◆ What is required
Because the pictures are not wanted, reproduce the rest of the records below exactly as they stand.

◆ Recorded information

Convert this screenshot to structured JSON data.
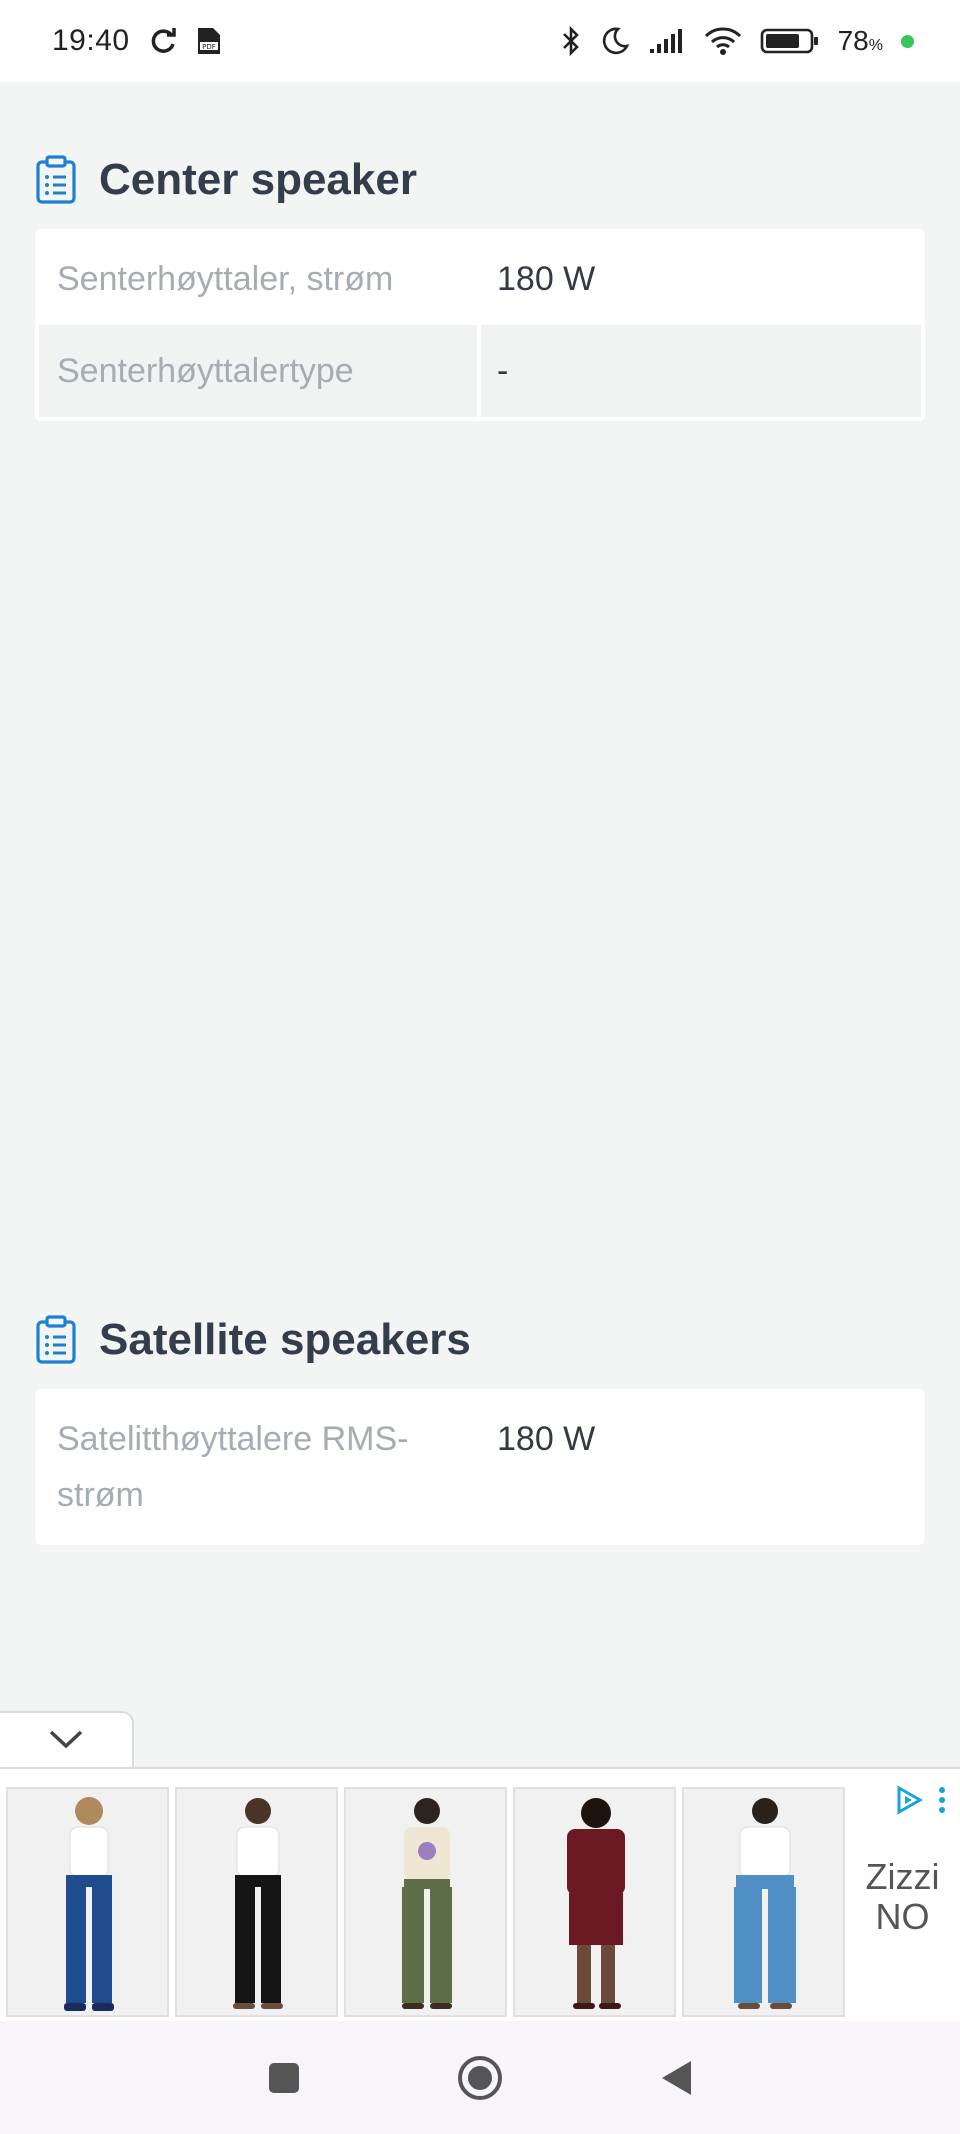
{
  "status_bar": {
    "time": "19:40",
    "battery": "78",
    "battery_unit": "%",
    "icons": [
      "sync-icon",
      "pdf-icon",
      "bluetooth-icon",
      "moon-icon",
      "signal-icon",
      "wifi-icon",
      "battery-icon"
    ]
  },
  "sections": [
    {
      "title": "Center speaker",
      "icon": "clipboard-list-icon",
      "rows": [
        {
          "label": "Senterhøyttaler, strøm",
          "value": "180 W"
        },
        {
          "label": "Senterhøyttalertype",
          "value": "-"
        }
      ]
    },
    {
      "title": "Satellite speakers",
      "icon": "clipboard-list-icon",
      "rows": [
        {
          "label": "Satelitthøyttalere RMS-strøm",
          "value": "180 W"
        }
      ]
    }
  ],
  "ad": {
    "brand": "Zizzi NO",
    "collapse_icon": "chevron-down-icon",
    "products": [
      {
        "color_top": "#ffffff",
        "color_bottom": "#1f4c8f"
      },
      {
        "color_top": "#ffffff",
        "color_bottom": "#151515"
      },
      {
        "color_top": "#efe6d3",
        "color_bottom": "#5e6f48"
      },
      {
        "color_top": "#6b1a24",
        "color_bottom": "#6b1a24"
      },
      {
        "color_top": "#ffffff",
        "color_bottom": "#4f8fc4"
      }
    ]
  },
  "nav": {
    "buttons": [
      "recents-button",
      "home-button",
      "back-button"
    ]
  },
  "colors": {
    "accent": "#1e7fd0",
    "title": "#343d4b",
    "label": "#a5acb3",
    "background": "#f3f5f4"
  }
}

◆ Your response
Convert this screenshot to structured JSON data.
{
  "status_bar": {
    "time": "19:40",
    "battery": "78",
    "battery_unit": "%",
    "icons": [
      "sync-icon",
      "pdf-icon",
      "bluetooth-icon",
      "moon-icon",
      "signal-icon",
      "wifi-icon",
      "battery-icon"
    ]
  },
  "sections": [
    {
      "title": "Center speaker",
      "icon": "clipboard-list-icon",
      "rows": [
        {
          "label": "Senterhøyttaler, strøm",
          "value": "180 W"
        },
        {
          "label": "Senterhøyttalertype",
          "value": "-"
        }
      ]
    },
    {
      "title": "Satellite speakers",
      "icon": "clipboard-list-icon",
      "rows": [
        {
          "label": "Satelitthøyttalere RMS-strøm",
          "value": "180 W"
        }
      ]
    }
  ],
  "ad": {
    "brand": "Zizzi NO",
    "collapse_icon": "chevron-down-icon",
    "products": [
      {
        "color_top": "#ffffff",
        "color_bottom": "#1f4c8f"
      },
      {
        "color_top": "#ffffff",
        "color_bottom": "#151515"
      },
      {
        "color_top": "#efe6d3",
        "color_bottom": "#5e6f48"
      },
      {
        "color_top": "#6b1a24",
        "color_bottom": "#6b1a24"
      },
      {
        "color_top": "#ffffff",
        "color_bottom": "#4f8fc4"
      }
    ]
  },
  "nav": {
    "buttons": [
      "recents-button",
      "home-button",
      "back-button"
    ]
  },
  "colors": {
    "accent": "#1e7fd0",
    "title": "#343d4b",
    "label": "#a5acb3",
    "background": "#f3f5f4"
  }
}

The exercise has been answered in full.